• The task: This task calls for copying every line of the records that includes the word "name".

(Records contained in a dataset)
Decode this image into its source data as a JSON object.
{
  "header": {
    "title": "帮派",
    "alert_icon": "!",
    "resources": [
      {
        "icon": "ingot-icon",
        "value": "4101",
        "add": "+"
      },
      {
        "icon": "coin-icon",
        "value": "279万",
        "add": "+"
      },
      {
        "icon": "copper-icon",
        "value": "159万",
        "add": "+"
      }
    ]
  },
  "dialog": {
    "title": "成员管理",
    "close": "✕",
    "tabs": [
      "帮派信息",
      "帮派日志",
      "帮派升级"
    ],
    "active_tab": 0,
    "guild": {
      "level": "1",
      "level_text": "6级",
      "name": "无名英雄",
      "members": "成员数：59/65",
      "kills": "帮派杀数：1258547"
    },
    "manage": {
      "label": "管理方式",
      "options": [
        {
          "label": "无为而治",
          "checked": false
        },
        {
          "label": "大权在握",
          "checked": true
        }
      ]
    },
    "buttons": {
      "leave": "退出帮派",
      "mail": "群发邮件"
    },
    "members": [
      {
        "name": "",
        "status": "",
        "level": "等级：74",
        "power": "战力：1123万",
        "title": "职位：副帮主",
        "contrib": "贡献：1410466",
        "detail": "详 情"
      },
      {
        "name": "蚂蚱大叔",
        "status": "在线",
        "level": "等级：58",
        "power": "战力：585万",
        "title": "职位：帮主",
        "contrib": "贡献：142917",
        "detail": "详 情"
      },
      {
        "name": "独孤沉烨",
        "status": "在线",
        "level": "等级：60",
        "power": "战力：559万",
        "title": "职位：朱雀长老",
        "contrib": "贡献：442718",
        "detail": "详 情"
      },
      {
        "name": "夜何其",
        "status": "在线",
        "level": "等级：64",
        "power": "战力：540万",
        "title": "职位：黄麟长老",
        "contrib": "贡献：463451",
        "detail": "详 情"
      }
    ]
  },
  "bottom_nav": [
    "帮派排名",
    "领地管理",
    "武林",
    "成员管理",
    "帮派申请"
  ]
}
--
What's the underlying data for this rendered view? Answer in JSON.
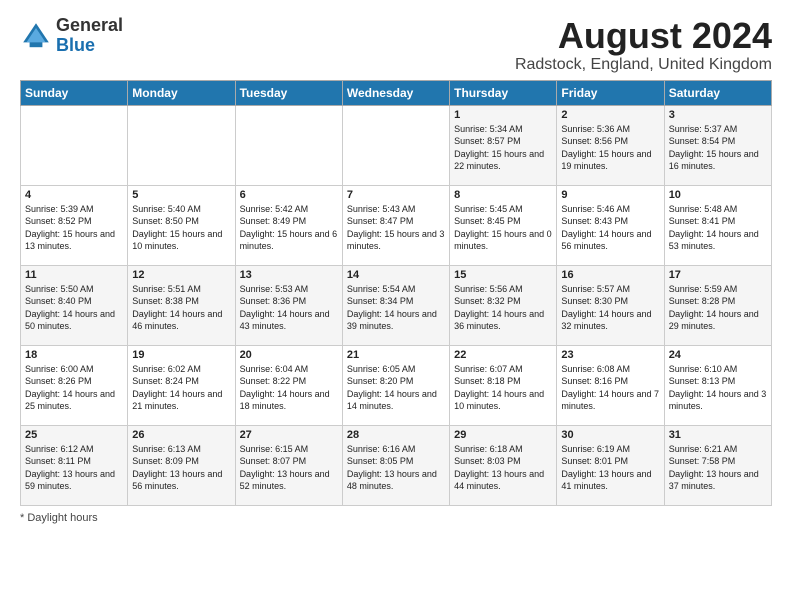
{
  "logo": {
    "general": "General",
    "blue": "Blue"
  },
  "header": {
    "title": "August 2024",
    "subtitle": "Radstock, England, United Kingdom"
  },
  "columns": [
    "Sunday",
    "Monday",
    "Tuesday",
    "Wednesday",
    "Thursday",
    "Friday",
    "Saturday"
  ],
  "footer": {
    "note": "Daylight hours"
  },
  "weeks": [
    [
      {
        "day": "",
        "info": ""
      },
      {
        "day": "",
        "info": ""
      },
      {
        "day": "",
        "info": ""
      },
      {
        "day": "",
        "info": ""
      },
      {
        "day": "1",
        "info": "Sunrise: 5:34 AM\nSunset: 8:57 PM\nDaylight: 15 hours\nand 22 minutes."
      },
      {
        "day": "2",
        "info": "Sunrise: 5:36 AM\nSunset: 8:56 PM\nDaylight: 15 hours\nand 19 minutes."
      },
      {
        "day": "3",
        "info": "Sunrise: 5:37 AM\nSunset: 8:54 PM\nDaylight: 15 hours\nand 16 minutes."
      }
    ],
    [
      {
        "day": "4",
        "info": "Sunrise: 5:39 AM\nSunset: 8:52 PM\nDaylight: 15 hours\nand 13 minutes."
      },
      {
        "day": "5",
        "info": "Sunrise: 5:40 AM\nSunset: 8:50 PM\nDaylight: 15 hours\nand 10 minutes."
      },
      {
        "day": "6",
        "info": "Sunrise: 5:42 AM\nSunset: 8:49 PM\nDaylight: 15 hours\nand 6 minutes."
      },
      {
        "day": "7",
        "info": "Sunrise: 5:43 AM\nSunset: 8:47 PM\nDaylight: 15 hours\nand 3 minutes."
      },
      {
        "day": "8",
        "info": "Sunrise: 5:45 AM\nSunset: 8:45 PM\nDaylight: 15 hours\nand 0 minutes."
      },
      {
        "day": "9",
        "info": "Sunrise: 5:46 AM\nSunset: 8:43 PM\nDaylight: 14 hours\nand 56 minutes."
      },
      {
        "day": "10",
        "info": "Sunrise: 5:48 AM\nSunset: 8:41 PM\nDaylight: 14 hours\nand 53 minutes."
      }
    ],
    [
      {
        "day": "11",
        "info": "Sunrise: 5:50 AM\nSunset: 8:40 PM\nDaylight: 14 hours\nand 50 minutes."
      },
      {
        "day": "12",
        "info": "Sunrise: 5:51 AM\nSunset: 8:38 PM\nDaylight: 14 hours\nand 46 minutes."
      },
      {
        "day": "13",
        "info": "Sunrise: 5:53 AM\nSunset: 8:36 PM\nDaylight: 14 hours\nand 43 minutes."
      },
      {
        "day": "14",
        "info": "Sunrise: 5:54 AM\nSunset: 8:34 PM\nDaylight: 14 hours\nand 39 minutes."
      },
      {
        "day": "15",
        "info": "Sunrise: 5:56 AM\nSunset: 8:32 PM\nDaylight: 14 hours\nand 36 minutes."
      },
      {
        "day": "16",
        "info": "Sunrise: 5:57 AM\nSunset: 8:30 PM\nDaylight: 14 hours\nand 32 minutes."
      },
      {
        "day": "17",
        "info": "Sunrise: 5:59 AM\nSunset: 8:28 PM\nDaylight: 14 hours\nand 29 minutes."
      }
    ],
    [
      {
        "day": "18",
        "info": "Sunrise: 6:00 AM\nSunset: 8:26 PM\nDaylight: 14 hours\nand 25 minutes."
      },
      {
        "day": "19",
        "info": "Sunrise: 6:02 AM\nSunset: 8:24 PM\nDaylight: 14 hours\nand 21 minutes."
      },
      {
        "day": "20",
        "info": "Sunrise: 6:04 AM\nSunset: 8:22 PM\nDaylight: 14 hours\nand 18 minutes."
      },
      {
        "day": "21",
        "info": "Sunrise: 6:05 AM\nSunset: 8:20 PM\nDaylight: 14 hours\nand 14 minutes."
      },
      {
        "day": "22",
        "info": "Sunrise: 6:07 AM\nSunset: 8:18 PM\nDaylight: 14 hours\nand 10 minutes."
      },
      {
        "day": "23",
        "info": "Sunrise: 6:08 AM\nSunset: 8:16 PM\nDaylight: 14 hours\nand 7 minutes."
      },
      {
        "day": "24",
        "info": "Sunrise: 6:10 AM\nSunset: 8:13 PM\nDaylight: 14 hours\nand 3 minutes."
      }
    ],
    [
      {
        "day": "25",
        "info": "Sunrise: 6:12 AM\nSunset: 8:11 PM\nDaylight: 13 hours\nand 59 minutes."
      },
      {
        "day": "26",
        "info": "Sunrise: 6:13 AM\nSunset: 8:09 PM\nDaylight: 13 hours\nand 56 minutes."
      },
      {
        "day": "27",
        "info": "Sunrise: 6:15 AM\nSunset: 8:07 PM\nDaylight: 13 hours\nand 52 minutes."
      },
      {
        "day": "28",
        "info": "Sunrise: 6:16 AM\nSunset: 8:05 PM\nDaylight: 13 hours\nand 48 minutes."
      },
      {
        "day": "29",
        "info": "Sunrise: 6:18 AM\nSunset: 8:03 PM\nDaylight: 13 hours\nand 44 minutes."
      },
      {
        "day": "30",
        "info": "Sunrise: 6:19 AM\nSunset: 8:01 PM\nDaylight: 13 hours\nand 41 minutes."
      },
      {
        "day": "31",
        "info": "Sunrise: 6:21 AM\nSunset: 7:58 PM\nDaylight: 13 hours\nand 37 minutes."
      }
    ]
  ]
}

• Your solution:
      "name": "无名英雄",
        "name": "",
        "name": "蚂蚱大叔",
        "name": "独孤沉烨",
        "name": "夜何其",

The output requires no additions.